The manager of the Oranga Tamariki facility at the centre of an abuse investigation knew staff used excessive force against a child, but failed to report it.
Several staff at Te Oranga facility in Christchurch have now been stood down and the troubled agency has revealed nearly a dozen children have been physically injured by their staff in recent years.
One child was even hospitalised from their injuries.
It comes as CCTV footage leaked by a whistle-blower to the media outlet Newsroom captured staff repeatedly using excessive force against one child.
It's not clear if the child's still at the Te Oranga care and protection facility.
Last year a child's arm was broken at the facility by staff using a restraint hold.
Other kids in care and protection units are getting hurt by restraint holds too.
“There have been 12 injuries over the last four years,” Minister for Children Kelvin Davis said.
Security expert Chris Lawton says restraint holds should be a last resort and he's not sure Oranga Tamariki's training is adequate.
“Sometimes their training is only a couple of days initially and the follow up is very minimal,” he said.
“These things need to be trained on a regular basis, even monthly if you want to maintain your skills.”
Acting chief executive of Oranga Tamariki, Sir Wira Gardiner, acknowledged Care and Protection Residences were no longer fit for purpose because it meant 10 young people with complex needs were “cramped into one antiquated building” alongside 50 to 60 staff.
In the next three to four years, Oranga Tamariki would be building 10 smaller houses which would take in fewer children and staff, he said.

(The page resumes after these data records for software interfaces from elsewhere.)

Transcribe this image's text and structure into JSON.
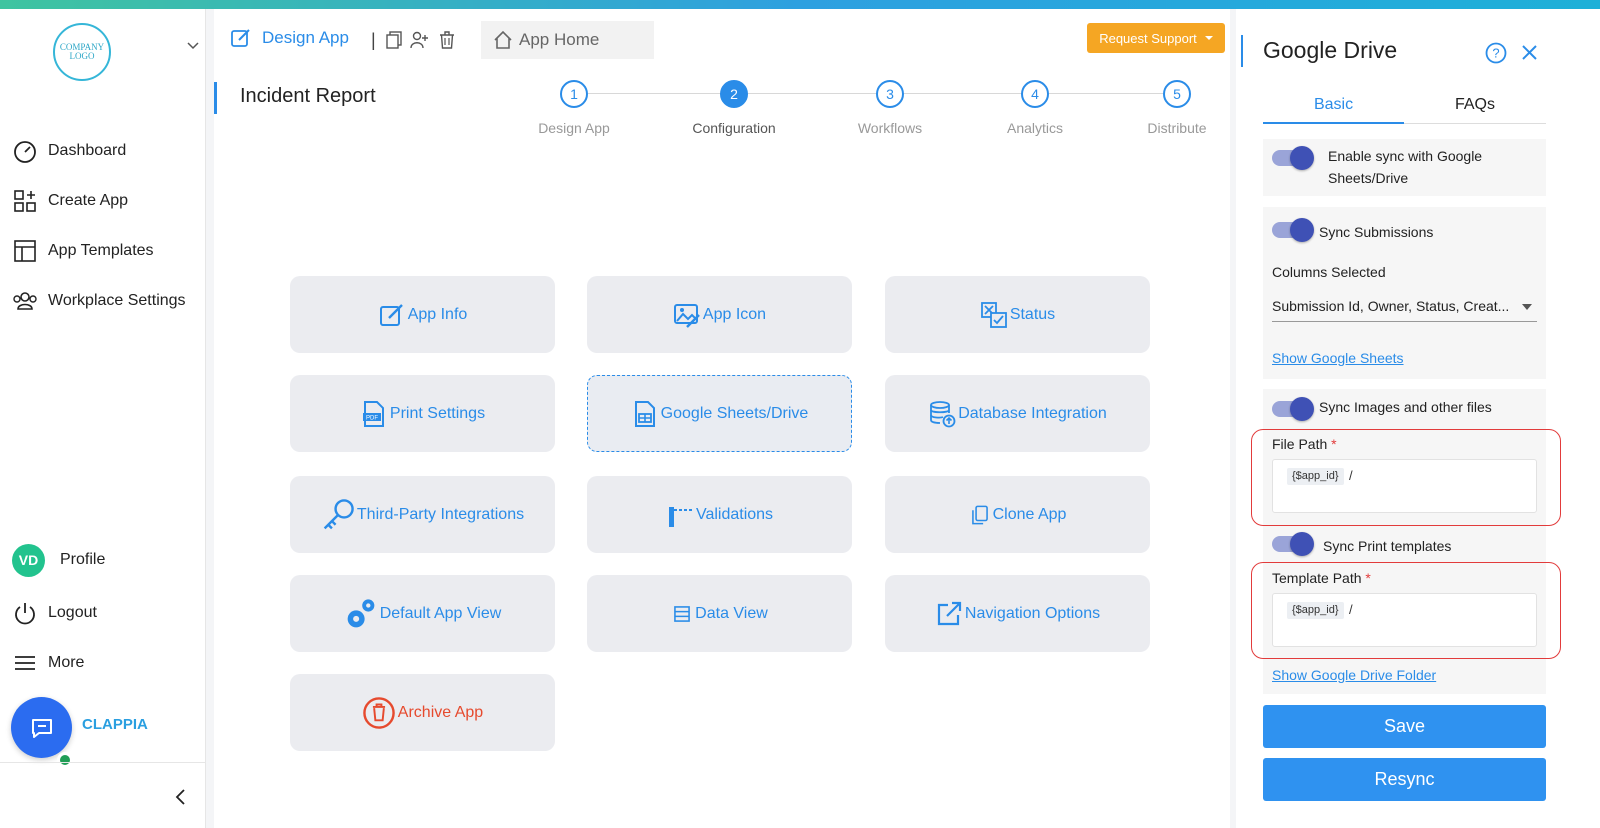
{
  "sidebar": {
    "logo_text_line1": "COMPANY",
    "logo_text_line2": "LOGO",
    "nav": [
      {
        "label": "Dashboard",
        "icon": "gauge-icon"
      },
      {
        "label": "Create App",
        "icon": "grid-plus-icon"
      },
      {
        "label": "App Templates",
        "icon": "template-icon"
      },
      {
        "label": "Workplace Settings",
        "icon": "people-icon"
      }
    ],
    "profile": {
      "initials": "VD",
      "label": "Profile"
    },
    "logout": "Logout",
    "more": "More",
    "brand": "CLAPPIA"
  },
  "header": {
    "design_tab": "Design App",
    "separator": "|",
    "home_tab": "App Home",
    "request_support": "Request Support"
  },
  "page": {
    "title": "Incident Report"
  },
  "stepper": [
    {
      "num": "1",
      "label": "Design App"
    },
    {
      "num": "2",
      "label": "Configuration",
      "active": true
    },
    {
      "num": "3",
      "label": "Workflows"
    },
    {
      "num": "4",
      "label": "Analytics"
    },
    {
      "num": "5",
      "label": "Distribute"
    }
  ],
  "cards": [
    {
      "label": "App Info"
    },
    {
      "label": "App Icon"
    },
    {
      "label": "Status"
    },
    {
      "label": "Print Settings"
    },
    {
      "label": "Google Sheets/Drive"
    },
    {
      "label": "Database Integration"
    },
    {
      "label": "Third-Party Integrations"
    },
    {
      "label": "Validations"
    },
    {
      "label": "Clone App"
    },
    {
      "label": "Default App View"
    },
    {
      "label": "Data View"
    },
    {
      "label": "Navigation Options"
    },
    {
      "label": "Archive App"
    }
  ],
  "panel": {
    "title": "Google Drive",
    "tabs": [
      "Basic",
      "FAQs"
    ],
    "enable_sync_line1": "Enable sync with Google",
    "enable_sync_line2": "Sheets/Drive",
    "sync_submissions": "Sync Submissions",
    "columns_selected": "Columns Selected",
    "columns_value": "Submission Id, Owner, Status, Creat...",
    "show_sheets": "Show Google Sheets",
    "sync_images": "Sync Images and other files",
    "file_path_label": "File Path",
    "required_mark": "*",
    "path_chip": "{$app_id}",
    "path_slash": "/",
    "sync_print": "Sync Print templates",
    "template_path_label": "Template Path",
    "show_drive": "Show Google Drive Folder",
    "save": "Save",
    "resync": "Resync"
  },
  "colors": {
    "accent": "#2a8ce8",
    "support": "#f5a623",
    "danger": "#e64a2e",
    "toggle": "#3f51b5"
  }
}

He said the new model would better replicate a loving environment.